For basic social research, the model’s potential is vast as well. Hypothesis formulation and testing is obviously needed to assess the correlations between the model’s variables under different circumstances: for instance, it can be hypothesized that adverse impacts on health or on nutrition will be less acute if the emphasis is placed not just on emergency medical relief but rather on community reconstitution; or that the use of scarce resources for restoring access to common property assets may have stronger effects than incrementally higher investments in housing; or that there are gender-related differences in risks. An important research direction may be to explore the relationship between the psychological and economic aspects of marginalization; and so on. The model’s variables also facilitate multivariate analysis, and coherent organization and aggregation of findings either around the risk variables per se, or around the social actors variables, with many possible correlations. Further, as has been done in research on natural disasters (see the remarkable Drabek inventory; Drabek 1987), an inventory of findings and propositions about human responses to development-caused displacements, could be constructed and classified by type of social group, or type of development program, in a manner useful to further theorizing and model building as well as to practice.

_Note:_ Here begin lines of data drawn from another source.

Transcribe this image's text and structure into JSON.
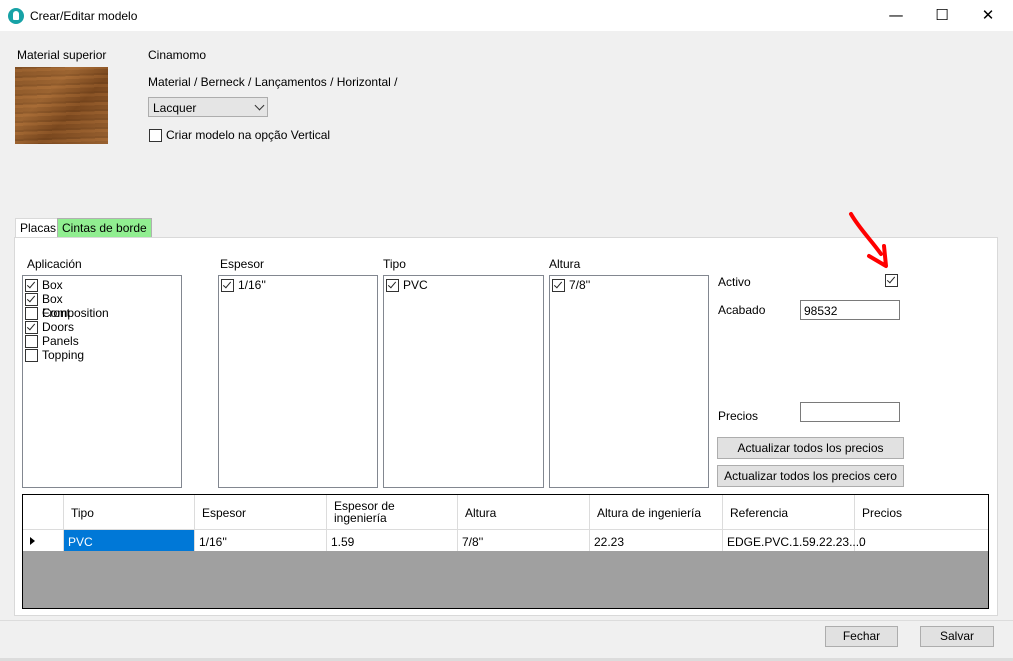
{
  "window": {
    "title": "Crear/Editar modelo"
  },
  "material": {
    "label": "Material superior",
    "name": "Cinamomo",
    "path": "Material / Berneck / Lançamentos / Horizontal /",
    "finish_select": "Lacquer",
    "vertical_checkbox_label": "Criar modelo na opção  Vertical",
    "vertical_checked": false
  },
  "tabs": [
    {
      "label": "Placas",
      "active": false
    },
    {
      "label": "Cintas de borde",
      "active": true,
      "color": "#90ee90"
    }
  ],
  "filters": {
    "aplicacion": {
      "label": "Aplicación",
      "items": [
        {
          "label": "Box",
          "checked": true
        },
        {
          "label": "Box Front",
          "checked": true
        },
        {
          "label": "Composition",
          "checked": false
        },
        {
          "label": "Doors",
          "checked": true
        },
        {
          "label": "Panels",
          "checked": false
        },
        {
          "label": "Topping",
          "checked": false
        }
      ]
    },
    "espesor": {
      "label": "Espesor",
      "items": [
        {
          "label": "1/16''",
          "checked": true
        }
      ]
    },
    "tipo": {
      "label": "Tipo",
      "items": [
        {
          "label": "PVC",
          "checked": true
        }
      ]
    },
    "altura": {
      "label": "Altura",
      "items": [
        {
          "label": "7/8''",
          "checked": true
        }
      ]
    }
  },
  "props": {
    "activo_label": "Activo",
    "activo_checked": true,
    "acabado_label": "Acabado",
    "acabado_value": "98532",
    "precios_label": "Precios",
    "precios_value": "",
    "update_prices_button": "Actualizar todos los precios",
    "update_prices_zero_button": "Actualizar todos los precios cero"
  },
  "grid": {
    "columns": [
      "Tipo",
      "Espesor",
      "Espesor de ingeniería",
      "Altura",
      "Altura de ingeniería",
      "Referencia",
      "Precios"
    ],
    "rows": [
      [
        "PVC",
        "1/16''",
        "1.59",
        "7/8''",
        "22.23",
        "EDGE.PVC.1.59.22.23....",
        "0"
      ]
    ]
  },
  "buttons": {
    "close": "Fechar",
    "save": "Salvar"
  },
  "colors": {
    "annotation_arrow": "#ff0000",
    "selection": "#0078d7",
    "tab_highlight": "#90ee90"
  }
}
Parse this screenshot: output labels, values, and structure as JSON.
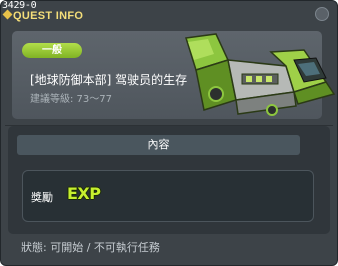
{
  "window": {
    "quest_id": "3429-0",
    "title": "QUEST INFO"
  },
  "header": {
    "category_badge": "一般",
    "quest_name": "[地球防御本部] 驾驶员的生存",
    "recommended_level": "建議等級: 73～77"
  },
  "content": {
    "tab_label": "內容",
    "reward_label": "獎勵",
    "reward_icon": "exp-icon",
    "reward_icon_text": "EXP"
  },
  "footer": {
    "status": "狀態: 可開始 / 不可執行任務"
  },
  "colors": {
    "title": "#f4de7a",
    "badge": "#9acb35",
    "panel": "#3d4348",
    "exp": "#c6ef2f"
  }
}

Actual applications of the risks and reconstruction model have been already initiated by some researchers, with very good results. A study on “countering impoverishment risks” was done on the displaced people from India’s Rengali dam (Ota 1996), measuring for each risk variable actual impacts, analyzing counter-risk measures, and also formulating specific recommendations about what needs to be done in practice. Another, much larger scale study on resettlement caused by seven different projects (dam construction, thermal plants, mining and industry) was carried out by the Institute for Socio-Economic Development (ISED) in Orissa on a sample of 31 villages and 441 households, with 2274 people, selected from among 95 affected villages with 1977 households. That study has used the modeling of key impoverishment risks as an analytical tool, producing new and comprehensive findings (see Pandey et al. 1997). These substantive findings, structured along the main impoverishment risks, are also a practical test of this conceptual framework under the demands of a large-scale field investigation.

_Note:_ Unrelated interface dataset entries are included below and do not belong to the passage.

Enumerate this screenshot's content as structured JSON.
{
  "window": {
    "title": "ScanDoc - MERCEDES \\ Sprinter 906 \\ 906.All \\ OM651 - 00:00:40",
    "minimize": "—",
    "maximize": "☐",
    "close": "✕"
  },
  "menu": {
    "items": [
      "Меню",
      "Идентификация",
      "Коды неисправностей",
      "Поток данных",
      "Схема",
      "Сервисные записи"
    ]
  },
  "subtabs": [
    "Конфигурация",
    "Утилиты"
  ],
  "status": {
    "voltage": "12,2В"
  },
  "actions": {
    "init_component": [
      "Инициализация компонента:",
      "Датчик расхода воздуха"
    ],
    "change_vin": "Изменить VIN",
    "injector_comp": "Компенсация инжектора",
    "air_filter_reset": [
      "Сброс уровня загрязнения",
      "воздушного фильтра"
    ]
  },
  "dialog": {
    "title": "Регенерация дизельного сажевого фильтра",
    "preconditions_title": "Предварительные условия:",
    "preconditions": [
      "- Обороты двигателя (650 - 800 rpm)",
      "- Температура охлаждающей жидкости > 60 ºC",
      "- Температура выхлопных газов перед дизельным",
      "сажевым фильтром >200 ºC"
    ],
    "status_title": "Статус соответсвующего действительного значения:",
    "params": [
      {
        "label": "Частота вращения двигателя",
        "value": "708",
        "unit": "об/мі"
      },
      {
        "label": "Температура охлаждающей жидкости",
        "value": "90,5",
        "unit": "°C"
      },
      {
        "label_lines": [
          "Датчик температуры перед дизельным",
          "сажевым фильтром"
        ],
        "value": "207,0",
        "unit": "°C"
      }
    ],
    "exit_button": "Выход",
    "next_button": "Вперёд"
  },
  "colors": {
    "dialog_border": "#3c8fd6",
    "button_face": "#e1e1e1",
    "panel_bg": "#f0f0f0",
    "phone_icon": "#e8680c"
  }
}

The actual use, in practice and research, of the risks and reconstruction model for resettling displaced populations will certainly test its potential in many ways; it may change and improve it, and hopefully will enrich it further. Its key premise is that impoverishment through displacement is not inevitable or unmitigatable. After having done a great deal of field research and operational work on resettlement, I cannot emphasize enough the significant difficulties involved in actually preventing and mitigating these risks and in the arduous reconstruction of disrupted livelihoods and communities.

Yet forecasting impoverishment trends is important for initiating policy and practical measures that counteract undesirable outcomes. Failure to acknowledge and make known in a timely fashion the social risks inherent to displacement would allow them to unfold unimpeded in every case. Conversely, equitable policies and improved resettlement financing and implementation, with the participation of those affected, are apt to make possible the socio­ economic reconstruction and development of resettlers’ livelihoods.